Thanksgiving Dinner

When the Cherokee first sat down to Thanksgiving Dinner in the mid-1800s, as Thanksgiving became a specific recognized day in the U.S., they were most likely to see much or all of the following on the table:
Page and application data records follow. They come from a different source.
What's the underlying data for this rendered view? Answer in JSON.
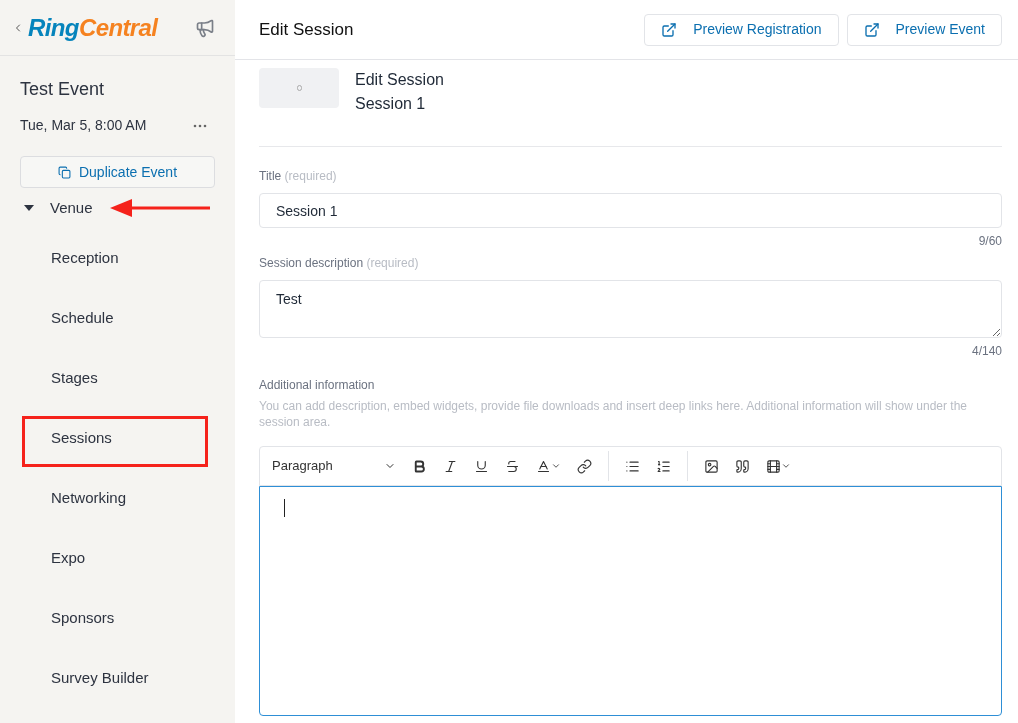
{
  "logo": [
    "Ring",
    "Central"
  ],
  "event": {
    "title": "Test Event",
    "date": "Tue, Mar 5, 8:00 AM",
    "duplicate_button": "Duplicate Event"
  },
  "nav": [
    {
      "label": "Venue",
      "expanded": true,
      "annotated": true,
      "children": [
        {
          "label": "Reception",
          "annotated": false
        },
        {
          "label": "Schedule",
          "annotated": false
        },
        {
          "label": "Stages",
          "annotated": false
        },
        {
          "label": "Sessions",
          "annotated": true
        },
        {
          "label": "Networking",
          "annotated": false
        },
        {
          "label": "Expo",
          "annotated": false
        },
        {
          "label": "Sponsors",
          "annotated": false
        },
        {
          "label": "Survey Builder",
          "annotated": false
        }
      ]
    }
  ],
  "header": {
    "title": "Edit Session",
    "buttons": [
      "Preview Registration",
      "Preview Event"
    ]
  },
  "session": {
    "heading": "Edit Session",
    "name": "Session 1"
  },
  "fields": [
    {
      "kind": "input",
      "label": "Title",
      "note": "(required)",
      "value": "Session 1",
      "counter": "9/60"
    },
    {
      "kind": "textarea",
      "label": "Session description",
      "note": "(required)",
      "value": "Test",
      "counter": "4/140"
    }
  ],
  "additional": {
    "label": "Additional information",
    "help": "You can add description, embed widgets, provide file downloads and insert deep links here. Additional information will show under the session area.",
    "block_style": "Paragraph"
  }
}
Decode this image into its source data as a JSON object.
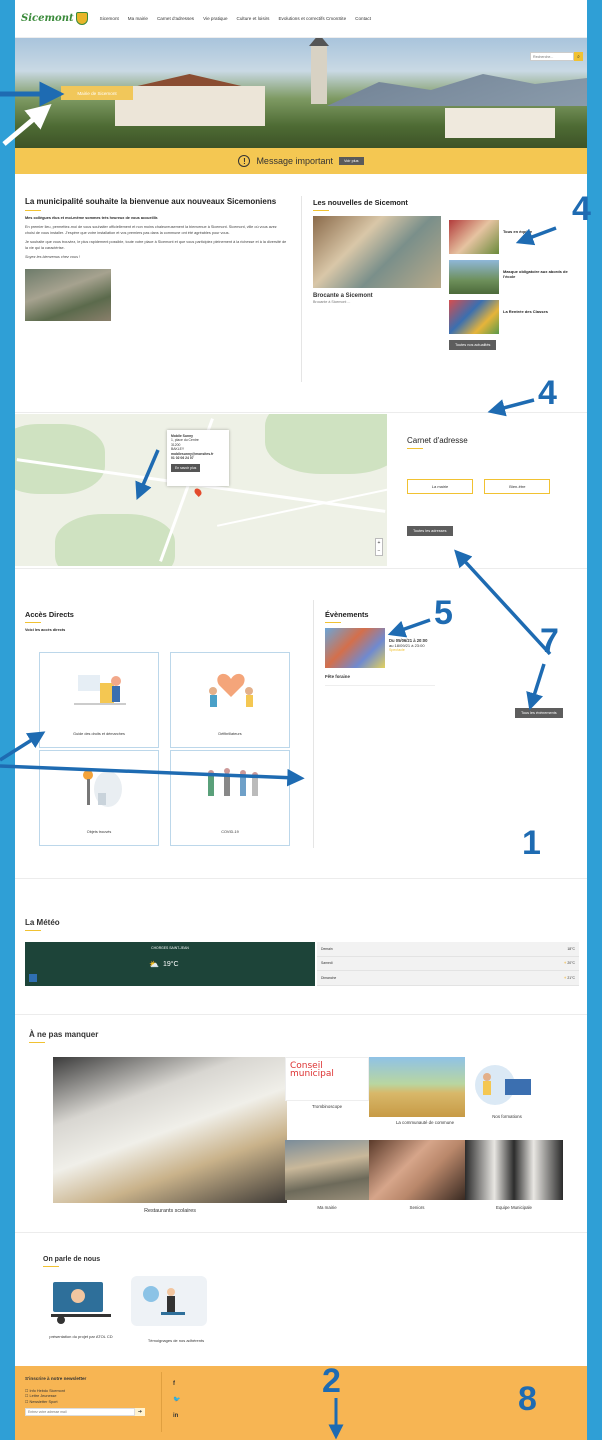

Venison: - Awi hawiya
Winter Green Onions: - Gola ehi svgi
Leeks/wild onions: - Svgi
Crawdads: - Tsisdvna
Sauteed Wisi (a type of mushroom): - Goi gvtsatlanv
Boiled Crawdads: - Dilitlianv tsisdvna
Cornmeal and Crawdad Mush: - anisda
Baked Rabbit: - Disvnatanv tsisdu
Squirrel Gravy: - Saloli ugami gotlvtanv assusti
Biscuits and Whole Wheat Bread: - Gadu disvnatanvi ale owodige gadu
Green Bean Casserole: - Tuya anitse dilisyidi
Mushroom Soup and Fried Onions: - Dawoli ugami ale gvtsatlanv svgi
Variety of Rices: - Dilikwa ilusgi iyudalegi
Raw Vegetable Dish: - Iyudalegi itse tlogesi udenv
Pear Halves, Pumpkin and Pecan Canoe: - Digadvdi iya sohi aninvhida

We get asked each November like clockwork whether Cherokees celebrate Thanksgiving. Many Cherokee Nation citizens do, but it is more likely to be a gathering to celebrate family and eat a meal together than in observance of the first Thanksgiving meal between Pilgrims and local tribes in New England. We typically consider every day is a good day and believe it is important to give thanks every day for our blessings.